The movie has the look of a documentary in its simplicity and candor. Hochner, the director, is able to convey the loneliness of the sexual underworld of the big city and those bonds which are fragile and develop among those who cannot express love. The grittiness of the young and vulnerable lives of the youngsters involved in the sex trade is thrown the screen in all of its grittiness. The movie is both erotic and somewhat raw. But the movie also offers a ray of hope that perhaps the boys will be able to experience love.
The movie is very intense in its rigidity. The events in the film are painful to watch and uncomfortable. It hurts to see young men throwing their lives away. The boys live in a state of torment—wanting love and yet seemingly incapable of it. In fact, I felt that the intensity of the movie dragged me down to the level of the actors who are remarkable in portraying this hopeless lifestyle. You want the boys to break out and fall in love and stop wasting themselves. I felt that they deserved a break and that break was there—if only they would grab hold of it.
As sad as their world is, Hochner manages to convey its validity—at least, its validity for Meni and Tal.

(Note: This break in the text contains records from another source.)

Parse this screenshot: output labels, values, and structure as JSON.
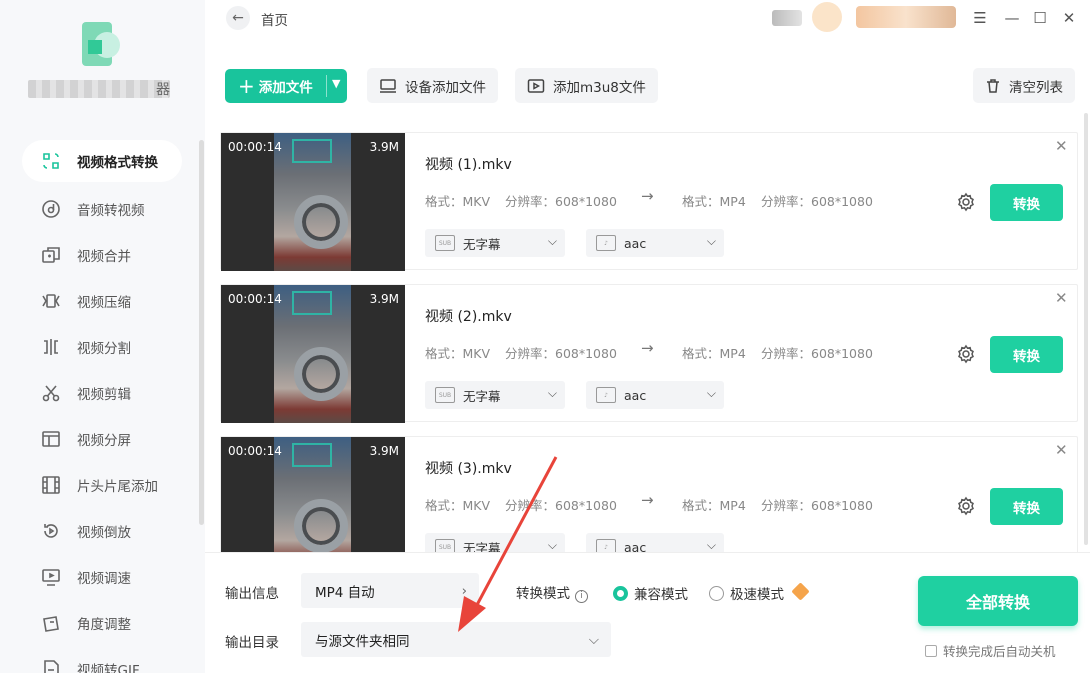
{
  "topbar": {
    "breadcrumb": "首页",
    "back_icon": "arrow-left-icon"
  },
  "sidebar": {
    "app_name_tail": "器",
    "items": [
      {
        "label": "视频格式转换",
        "icon": "format-convert-icon"
      },
      {
        "label": "音频转视频",
        "icon": "audio-icon"
      },
      {
        "label": "视频合并",
        "icon": "merge-icon"
      },
      {
        "label": "视频压缩",
        "icon": "compress-icon"
      },
      {
        "label": "视频分割",
        "icon": "split-icon"
      },
      {
        "label": "视频剪辑",
        "icon": "scissors-icon"
      },
      {
        "label": "视频分屏",
        "icon": "split-screen-icon"
      },
      {
        "label": "片头片尾添加",
        "icon": "film-icon"
      },
      {
        "label": "视频倒放",
        "icon": "reverse-icon"
      },
      {
        "label": "视频调速",
        "icon": "speed-icon"
      },
      {
        "label": "角度调整",
        "icon": "rotate-icon"
      },
      {
        "label": "视频转GIF",
        "icon": "gif-icon"
      }
    ]
  },
  "toolbar": {
    "add_file": "添加文件",
    "device_add": "设备添加文件",
    "add_m3u8": "添加m3u8文件",
    "clear_list": "清空列表"
  },
  "files": [
    {
      "duration": "00:00:14",
      "size": "3.9M",
      "name": "视频 (1).mkv",
      "src_format": "格式：MKV",
      "src_res": "分辨率：608*1080",
      "dst_format": "格式：MP4",
      "dst_res": "分辨率：608*1080",
      "subtitle": "无字幕",
      "audio": "aac",
      "convert": "转换"
    },
    {
      "duration": "00:00:14",
      "size": "3.9M",
      "name": "视频 (2).mkv",
      "src_format": "格式：MKV",
      "src_res": "分辨率：608*1080",
      "dst_format": "格式：MP4",
      "dst_res": "分辨率：608*1080",
      "subtitle": "无字幕",
      "audio": "aac",
      "convert": "转换"
    },
    {
      "duration": "00:00:14",
      "size": "3.9M",
      "name": "视频 (3).mkv",
      "src_format": "格式：MKV",
      "src_res": "分辨率：608*1080",
      "dst_format": "格式：MP4",
      "dst_res": "分辨率：608*1080",
      "subtitle": "无字幕",
      "audio": "aac",
      "convert": "转换"
    }
  ],
  "bottom": {
    "output_info_label": "输出信息",
    "output_info_value": "MP4 自动",
    "mode_label": "转换模式",
    "mode_compat": "兼容模式",
    "mode_fast": "极速模式",
    "output_dir_label": "输出目录",
    "output_dir_value": "与源文件夹相同",
    "convert_all": "全部转换",
    "auto_shutdown": "转换完成后自动关机"
  },
  "colors": {
    "accent": "#19c49c",
    "button": "#1fd0a1",
    "annotation_arrow": "#e8443a",
    "vip": "#f5a44b"
  }
}
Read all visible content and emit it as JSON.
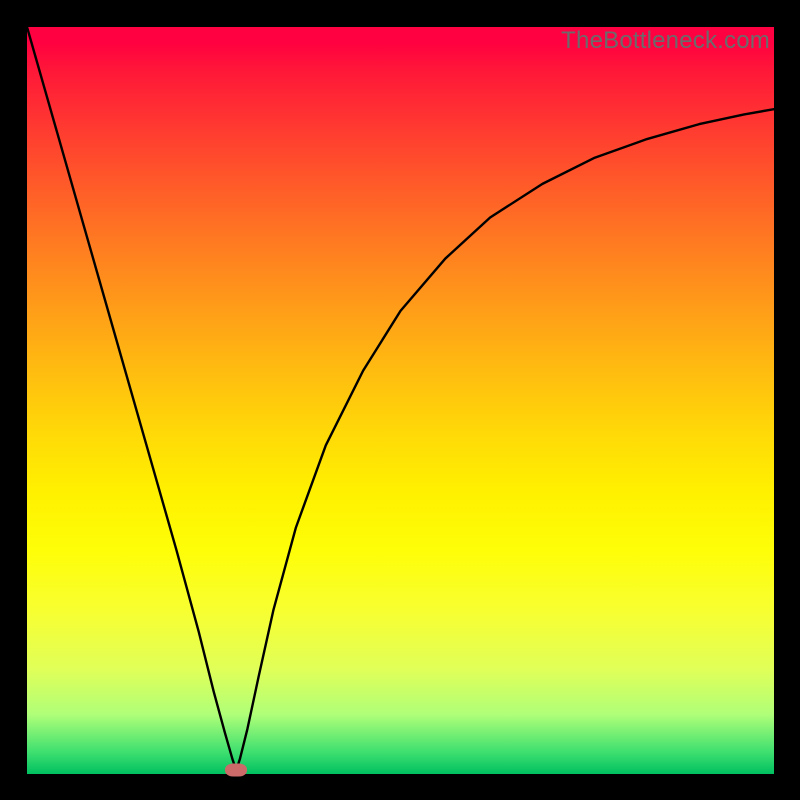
{
  "watermark": "TheBottleneck.com",
  "colors": {
    "frame": "#000000",
    "curve": "#000000",
    "marker": "#cc6a6a"
  },
  "chart_data": {
    "type": "line",
    "title": "",
    "xlabel": "",
    "ylabel": "",
    "xlim": [
      0,
      100
    ],
    "ylim": [
      0,
      100
    ],
    "background_gradient": {
      "top": "#ff0040",
      "bottom": "#00c060",
      "meaning": "red = high bottleneck, green = low bottleneck"
    },
    "marker": {
      "x": 28,
      "y": 0.5
    },
    "series": [
      {
        "name": "bottleneck-curve",
        "x": [
          0,
          4,
          8,
          12,
          16,
          20,
          23,
          25,
          26.5,
          27.5,
          28,
          28.5,
          29.5,
          31,
          33,
          36,
          40,
          45,
          50,
          56,
          62,
          69,
          76,
          83,
          90,
          96,
          100
        ],
        "y": [
          100,
          86,
          72,
          58,
          44,
          30,
          19,
          11,
          5.5,
          2,
          0.5,
          2,
          6,
          13,
          22,
          33,
          44,
          54,
          62,
          69,
          74.5,
          79,
          82.5,
          85,
          87,
          88.3,
          89
        ]
      }
    ]
  }
}
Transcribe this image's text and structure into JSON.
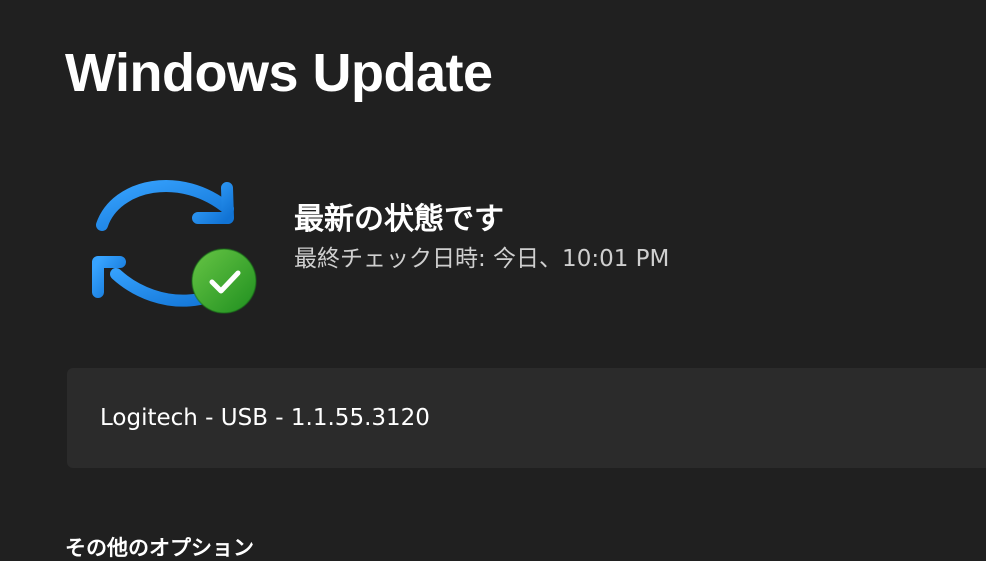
{
  "header": {
    "title": "Windows Update"
  },
  "status": {
    "title": "最新の状態です",
    "last_checked": "最終チェック日時: 今日、10:01 PM",
    "icon": "sync-icon",
    "badge_icon": "checkmark-icon",
    "colors": {
      "sync_icon": "#1e88e5",
      "success_badge": "#2ea043"
    }
  },
  "updates": [
    {
      "label": "Logitech - USB - 1.1.55.3120"
    }
  ],
  "more_options": {
    "heading": "その他のオプション"
  }
}
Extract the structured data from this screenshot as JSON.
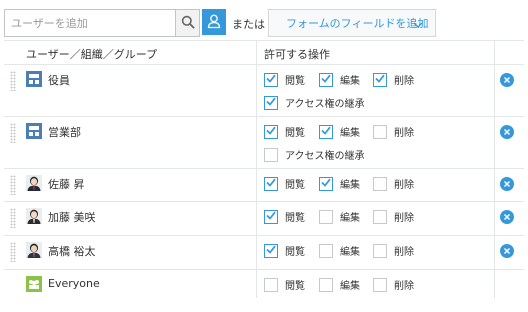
{
  "toolbar": {
    "search_placeholder": "ユーザーを追加",
    "or_text": "または",
    "field_button_label": "フォームのフィールドを追加"
  },
  "table": {
    "headers": {
      "entity": "ユーザー／組織／グループ",
      "permissions": "許可する操作"
    },
    "perm_labels": {
      "view": "閲覧",
      "edit": "編集",
      "delete": "削除",
      "inherit": "アクセス権の継承"
    },
    "rows": [
      {
        "name": "役員",
        "type": "organization",
        "view": true,
        "edit": true,
        "delete": true,
        "inherit": true,
        "removable": true
      },
      {
        "name": "営業部",
        "type": "organization",
        "view": true,
        "edit": true,
        "delete": false,
        "inherit": false,
        "removable": true
      },
      {
        "name": "佐藤 昇",
        "type": "user",
        "view": true,
        "edit": true,
        "delete": false,
        "removable": true
      },
      {
        "name": "加藤 美咲",
        "type": "user",
        "view": true,
        "edit": false,
        "delete": false,
        "removable": true
      },
      {
        "name": "高橋 裕太",
        "type": "user",
        "view": true,
        "edit": false,
        "delete": false,
        "removable": true
      },
      {
        "name": "Everyone",
        "type": "group",
        "view": false,
        "edit": false,
        "delete": false,
        "removable": false
      }
    ]
  },
  "colors": {
    "accent": "#3498db",
    "org_icon": "#4a7fb5",
    "group_icon": "#8bc34a",
    "border": "#e3e7e8"
  }
}
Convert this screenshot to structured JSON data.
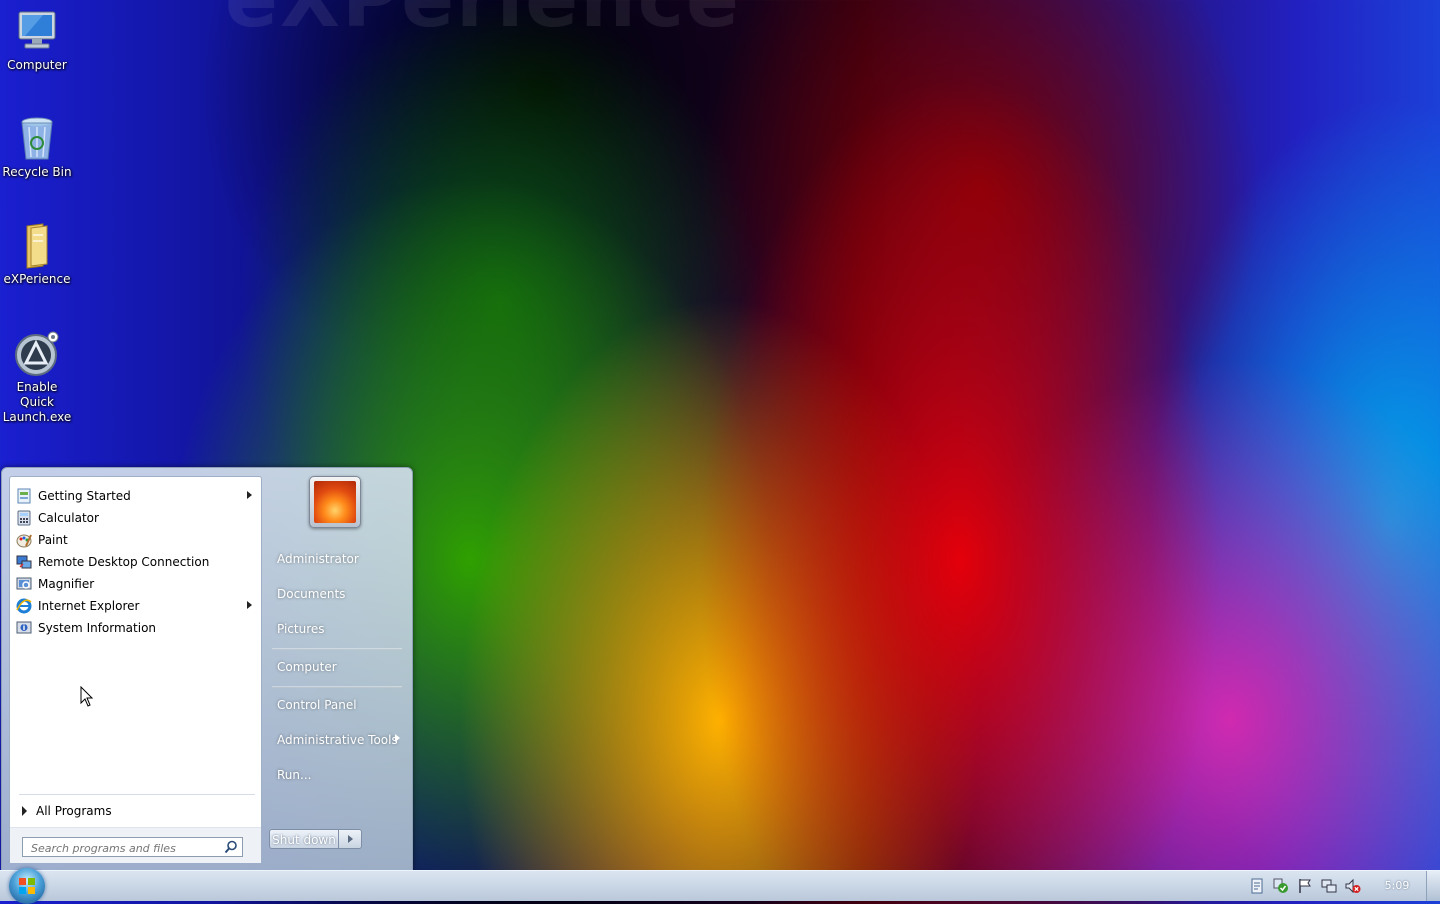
{
  "wallpaper": {
    "watermark": "eXPerience"
  },
  "desktop_icons": [
    {
      "label": "Computer",
      "icon": "computer-icon"
    },
    {
      "label": "Recycle Bin",
      "icon": "recycle-bin-icon"
    },
    {
      "label": "eXPerience",
      "icon": "folder-icon"
    },
    {
      "label": "Enable Quick Launch.exe",
      "icon": "quick-launch-icon"
    }
  ],
  "start_menu": {
    "programs": [
      {
        "label": "Getting Started",
        "icon": "getting-started-icon",
        "has_submenu": true
      },
      {
        "label": "Calculator",
        "icon": "calculator-icon",
        "has_submenu": false
      },
      {
        "label": "Paint",
        "icon": "paint-icon",
        "has_submenu": false
      },
      {
        "label": "Remote Desktop Connection",
        "icon": "remote-desktop-icon",
        "has_submenu": false
      },
      {
        "label": "Magnifier",
        "icon": "magnifier-icon",
        "has_submenu": false
      },
      {
        "label": "Internet Explorer",
        "icon": "internet-explorer-icon",
        "has_submenu": true
      },
      {
        "label": "System Information",
        "icon": "system-information-icon",
        "has_submenu": false
      }
    ],
    "all_programs": "All Programs",
    "search": {
      "placeholder": "Search programs and files"
    },
    "right_links": [
      {
        "label": "Administrator"
      },
      {
        "label": "Documents"
      },
      {
        "label": "Pictures"
      },
      {
        "label": "Computer"
      },
      {
        "label": "Control Panel"
      },
      {
        "label": "Administrative Tools",
        "has_submenu": true
      },
      {
        "label": "Run..."
      }
    ],
    "shutdown_label": "Shut down"
  },
  "taskbar": {
    "clock": "5:09",
    "tray_icons": [
      "action-center-icon",
      "security-shield-icon",
      "flag-icon",
      "network-icon",
      "volume-muted-icon"
    ]
  }
}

Having lived in Israel for many years and being aware of this going on made the movie that much more important to me. That, of course, does not mean it will be any leas important to anyone who has not been to Israel. Prostitution has been around almost as long as man has walked the earth and many of us know little about it—especially from the gay perspective. “Good Boys” takes us into the lives of male prostitutes and shows us how they live and even though it is not pretty, it is a part of the real world. To see it portrayed in such a well made film allows us to be part of that secret world. It is fascinating to see the way the hustlers think of their tricks but it is also very sad to se lives devoid of meaning. This is one of those must-see films. It is not easy to watch but the rewards are plentiful.